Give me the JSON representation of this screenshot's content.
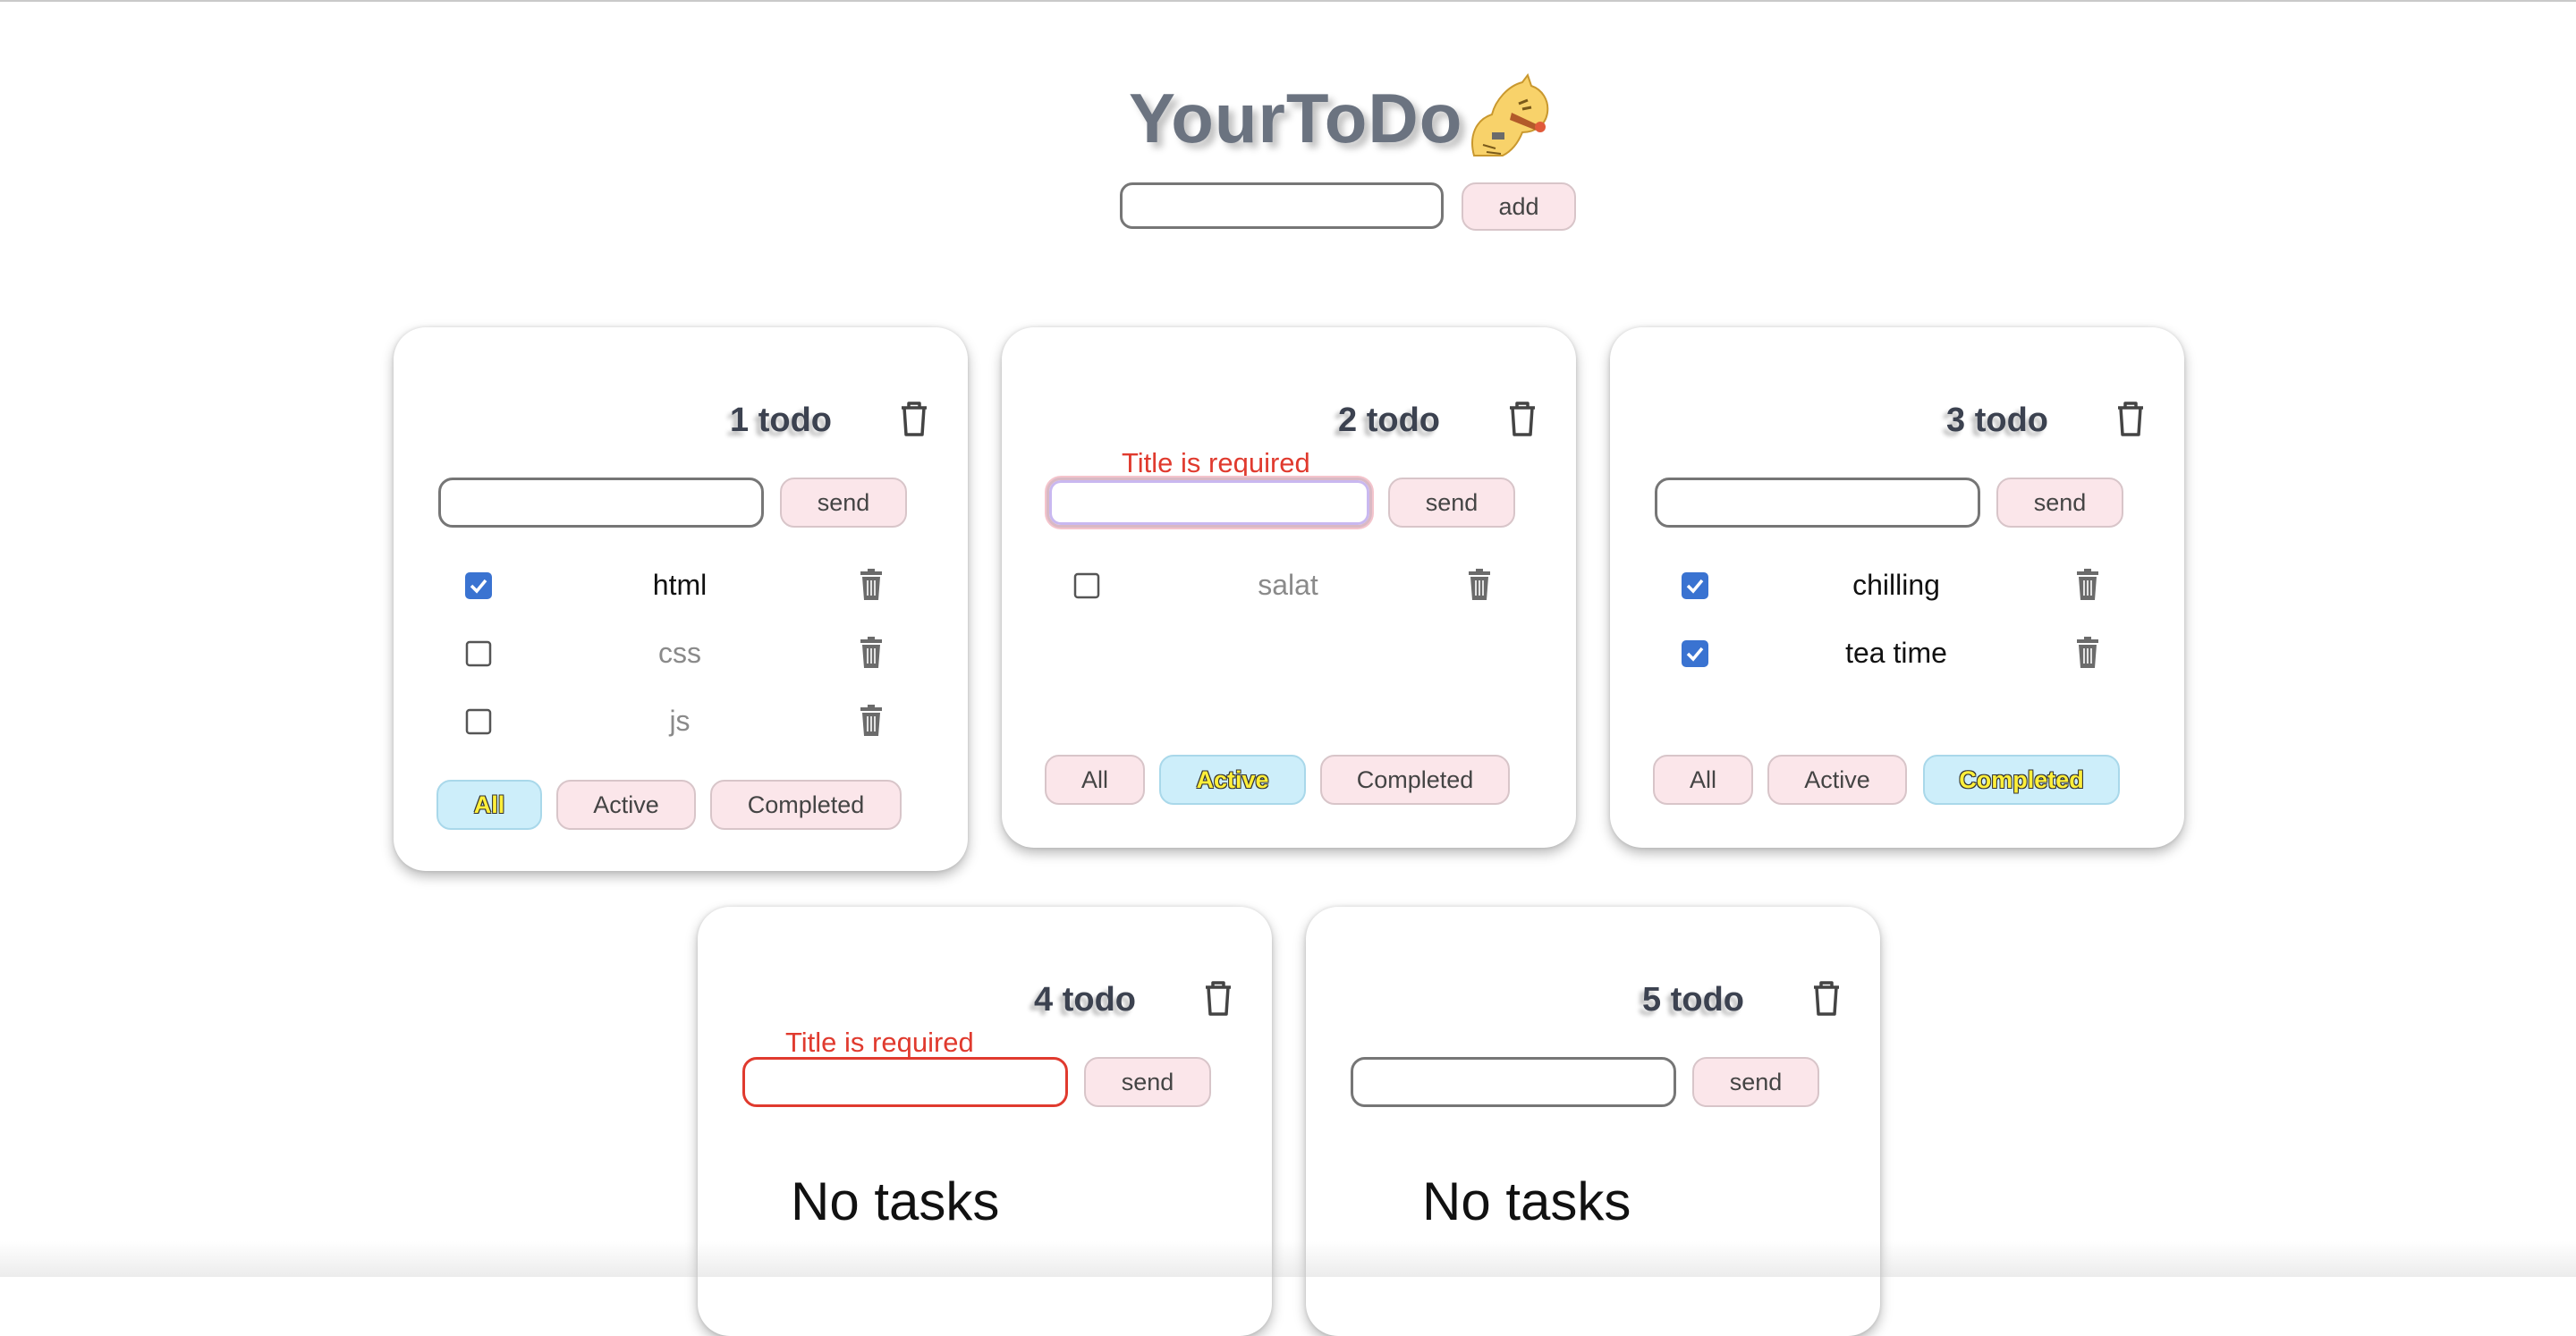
{
  "app": {
    "title": "YourToDo",
    "add_input_value": "",
    "add_label": "add"
  },
  "cards": [
    {
      "title": "1 todo",
      "input_value": "",
      "send_label": "send",
      "tasks": [
        {
          "label": "html",
          "checked": true
        },
        {
          "label": "css",
          "checked": false
        },
        {
          "label": "js",
          "checked": false
        }
      ],
      "filters": [
        "All",
        "Active",
        "Completed"
      ],
      "active_filter": "All"
    },
    {
      "title": "2 todo",
      "error": "Title is required",
      "input_value": "",
      "send_label": "send",
      "tasks": [
        {
          "label": "salat",
          "checked": false
        }
      ],
      "filters": [
        "All",
        "Active",
        "Completed"
      ],
      "active_filter": "Active"
    },
    {
      "title": "3 todo",
      "input_value": "",
      "send_label": "send",
      "tasks": [
        {
          "label": "chilling",
          "checked": true
        },
        {
          "label": "tea time",
          "checked": true
        }
      ],
      "filters": [
        "All",
        "Active",
        "Completed"
      ],
      "active_filter": "Completed"
    },
    {
      "title": "4 todo",
      "error": "Title is required",
      "input_value": "",
      "send_label": "send",
      "empty_text": "No tasks"
    },
    {
      "title": "5 todo",
      "input_value": "",
      "send_label": "send",
      "empty_text": "No tasks"
    }
  ],
  "colors": {
    "filter_bg": "#fbe6ea",
    "active_filter_bg": "#cdeefa",
    "error": "#e03a2e",
    "checkbox": "#3a73d1"
  }
}
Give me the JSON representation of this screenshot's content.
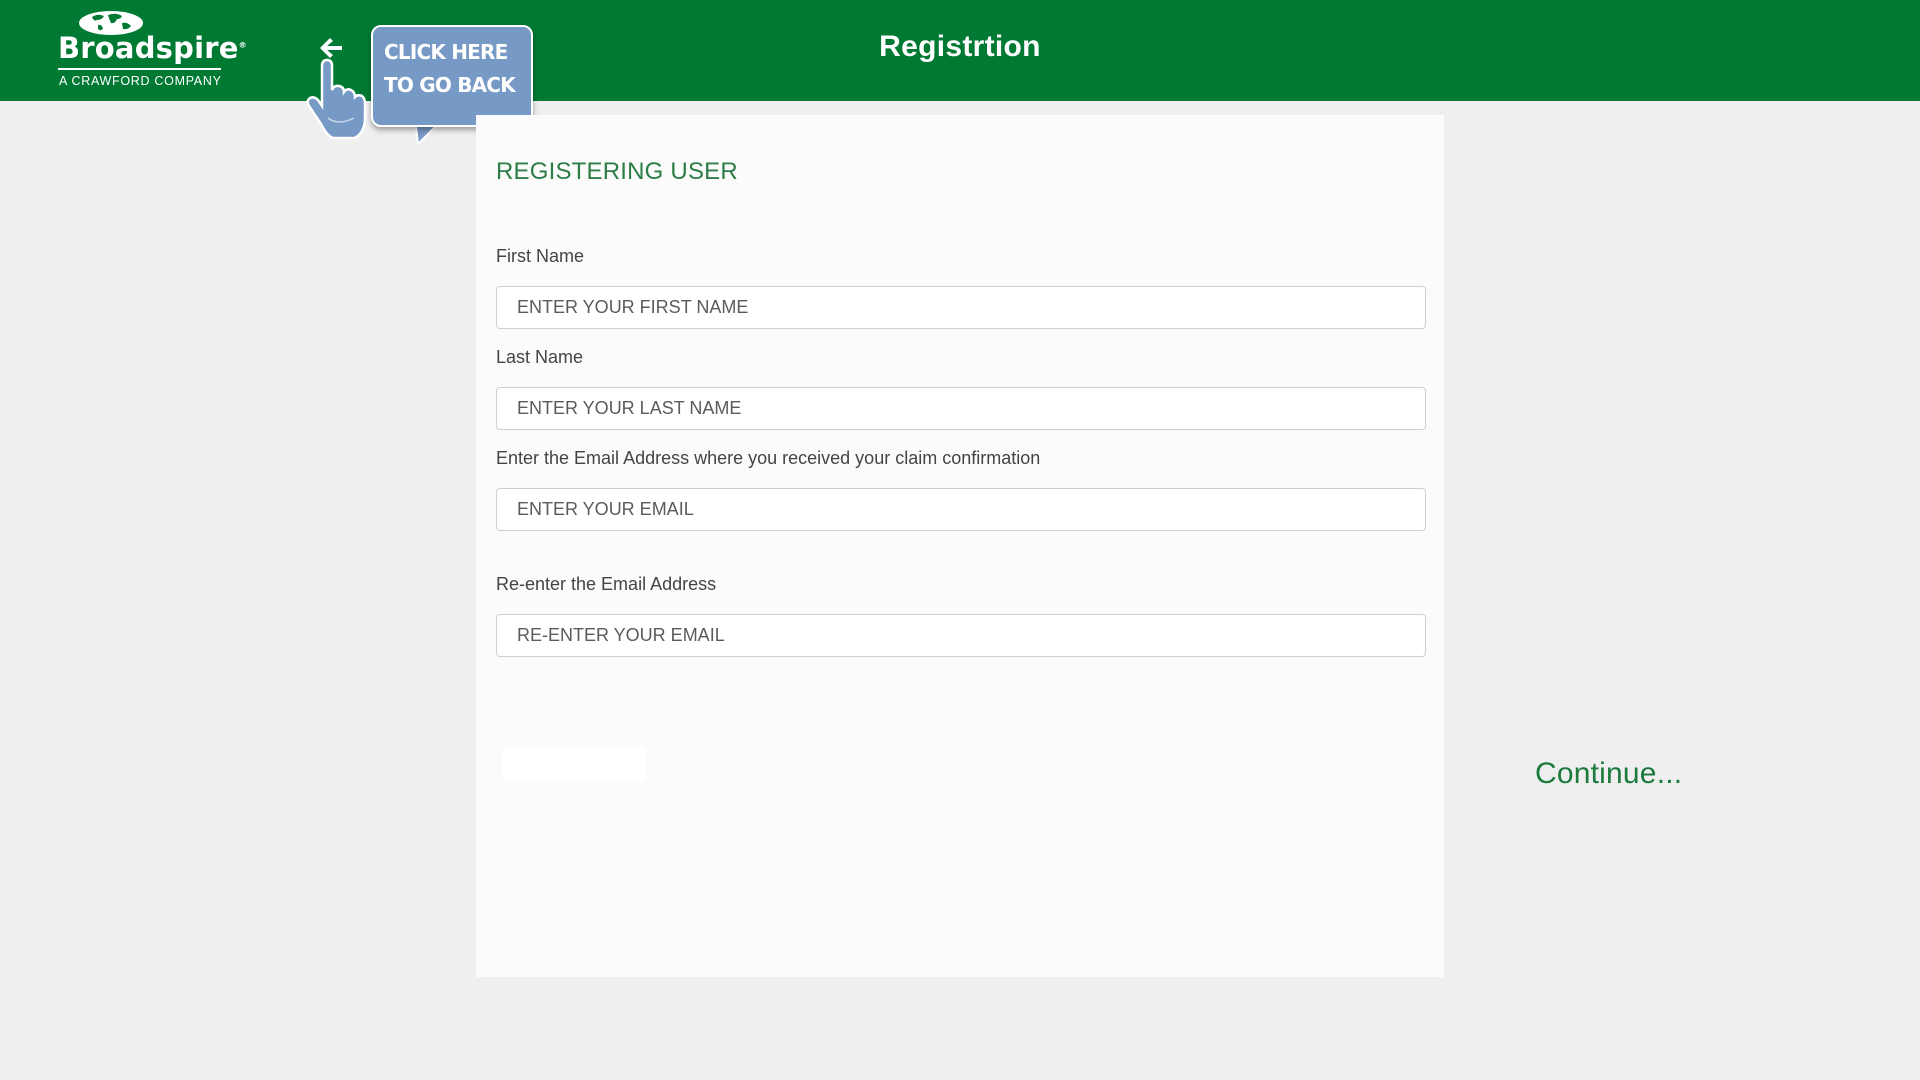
{
  "header": {
    "logo": {
      "name": "Broadspire",
      "registered_mark": "®",
      "tagline": "A CRAWFORD COMPANY"
    },
    "title": "Registrtion",
    "back": {
      "icon": "back-arrow-icon",
      "callout_text": "CLICK HERE TO GO BACK"
    }
  },
  "form": {
    "heading": "REGISTERING USER",
    "fields": [
      {
        "label": "First Name",
        "placeholder": "ENTER YOUR FIRST NAME",
        "value": ""
      },
      {
        "label": "Last Name",
        "placeholder": "ENTER YOUR LAST NAME",
        "value": ""
      },
      {
        "label": "Enter the Email Address where you received your claim confirmation",
        "placeholder": "ENTER YOUR EMAIL",
        "value": ""
      },
      {
        "label": "Re-enter the Email Address",
        "placeholder": "RE-ENTER YOUR EMAIL",
        "value": ""
      }
    ]
  },
  "continue_label": "Continue...",
  "colors": {
    "header_bg": "#007a33",
    "accent_green": "#2d7d47",
    "callout_bg": "#7799c5",
    "page_bg": "#efefef",
    "panel_bg": "#fbfbfb"
  }
}
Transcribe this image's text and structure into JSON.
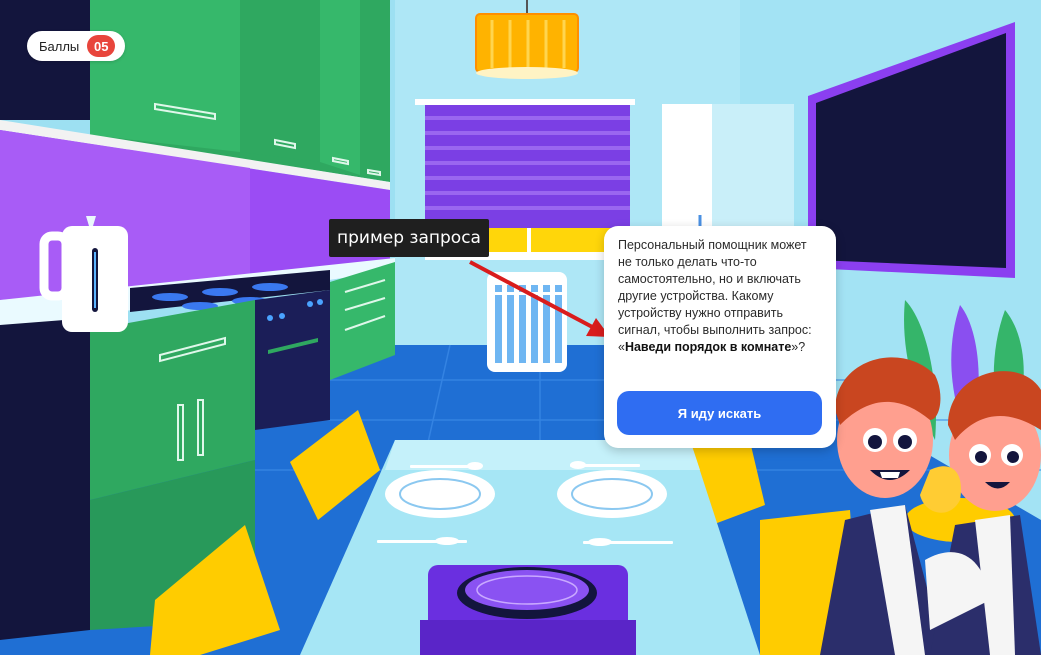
{
  "hud": {
    "score_label": "Баллы",
    "score_value": "05"
  },
  "annotation": {
    "label": "пример запроса"
  },
  "dialog": {
    "text_before": "Персональный помощник может не только делать что-то самостоятельно, но и включать другие устройства. Какому устройству нужно отправить сигнал, чтобы выполнить запрос: «",
    "text_bold": "Наведи порядок в комнате",
    "text_after": "»?",
    "button_label": "Я иду искать"
  },
  "colors": {
    "accent": "#2f6df2",
    "badge": "#e8453c",
    "cabinet": "#2fa860",
    "wall": "#a8e6f5",
    "arrow": "#d91c1c"
  },
  "icons": [
    "lamp-icon",
    "window-blind-icon",
    "refrigerator-icon",
    "tv-icon",
    "kettle-icon",
    "stove-icon",
    "air-purifier-icon",
    "plate-icon",
    "spoon-icon",
    "chair-icon",
    "character-icon",
    "arrow-icon"
  ]
}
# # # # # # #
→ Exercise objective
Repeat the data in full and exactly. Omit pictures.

→ Finished exercise
Give me the JSON representation of this screenshot's content.
{
  "app": {
    "title": "YourToDo",
    "add_input_value": "",
    "add_label": "add"
  },
  "cards": [
    {
      "title": "1 todo",
      "input_value": "",
      "send_label": "send",
      "tasks": [
        {
          "label": "html",
          "checked": true
        },
        {
          "label": "css",
          "checked": false
        },
        {
          "label": "js",
          "checked": false
        }
      ],
      "filters": [
        "All",
        "Active",
        "Completed"
      ],
      "active_filter": "All"
    },
    {
      "title": "2 todo",
      "error": "Title is required",
      "input_value": "",
      "send_label": "send",
      "tasks": [
        {
          "label": "salat",
          "checked": false
        }
      ],
      "filters": [
        "All",
        "Active",
        "Completed"
      ],
      "active_filter": "Active"
    },
    {
      "title": "3 todo",
      "input_value": "",
      "send_label": "send",
      "tasks": [
        {
          "label": "chilling",
          "checked": true
        },
        {
          "label": "tea time",
          "checked": true
        }
      ],
      "filters": [
        "All",
        "Active",
        "Completed"
      ],
      "active_filter": "Completed"
    },
    {
      "title": "4 todo",
      "error": "Title is required",
      "input_value": "",
      "send_label": "send",
      "empty_text": "No tasks"
    },
    {
      "title": "5 todo",
      "input_value": "",
      "send_label": "send",
      "empty_text": "No tasks"
    }
  ],
  "colors": {
    "filter_bg": "#fbe6ea",
    "active_filter_bg": "#cdeefa",
    "error": "#e03a2e",
    "checkbox": "#3a73d1"
  }
}
Give me the JSON representation of this screenshot's content.
{
  "header": {
    "logo": {
      "name": "Broadspire",
      "registered_mark": "®",
      "tagline": "A CRAWFORD COMPANY"
    },
    "title": "Registrtion",
    "back": {
      "icon": "back-arrow-icon",
      "callout_text": "CLICK HERE TO GO BACK"
    }
  },
  "form": {
    "heading": "REGISTERING USER",
    "fields": [
      {
        "label": "First Name",
        "placeholder": "ENTER YOUR FIRST NAME",
        "value": ""
      },
      {
        "label": "Last Name",
        "placeholder": "ENTER YOUR LAST NAME",
        "value": ""
      },
      {
        "label": "Enter the Email Address where you received your claim confirmation",
        "placeholder": "ENTER YOUR EMAIL",
        "value": ""
      },
      {
        "label": "Re-enter the Email Address",
        "placeholder": "RE-ENTER YOUR EMAIL",
        "value": ""
      }
    ]
  },
  "continue_label": "Continue...",
  "colors": {
    "header_bg": "#007a33",
    "accent_green": "#2d7d47",
    "callout_bg": "#7799c5",
    "page_bg": "#efefef",
    "panel_bg": "#fbfbfb"
  }
}
Transcribe this image's text and structure into JSON.
{
  "hud": {
    "score_label": "Баллы",
    "score_value": "05"
  },
  "annotation": {
    "label": "пример запроса"
  },
  "dialog": {
    "text_before": "Персональный помощник может не только делать что-то самостоятельно, но и включать другие устройства. Какому устройству нужно отправить сигнал, чтобы выполнить запрос: «",
    "text_bold": "Наведи порядок в комнате",
    "text_after": "»?",
    "button_label": "Я иду искать"
  },
  "colors": {
    "accent": "#2f6df2",
    "badge": "#e8453c",
    "cabinet": "#2fa860",
    "wall": "#a8e6f5",
    "arrow": "#d91c1c"
  },
  "icons": [
    "lamp-icon",
    "window-blind-icon",
    "refrigerator-icon",
    "tv-icon",
    "kettle-icon",
    "stove-icon",
    "air-purifier-icon",
    "plate-icon",
    "spoon-icon",
    "chair-icon",
    "character-icon",
    "arrow-icon"
  ]
}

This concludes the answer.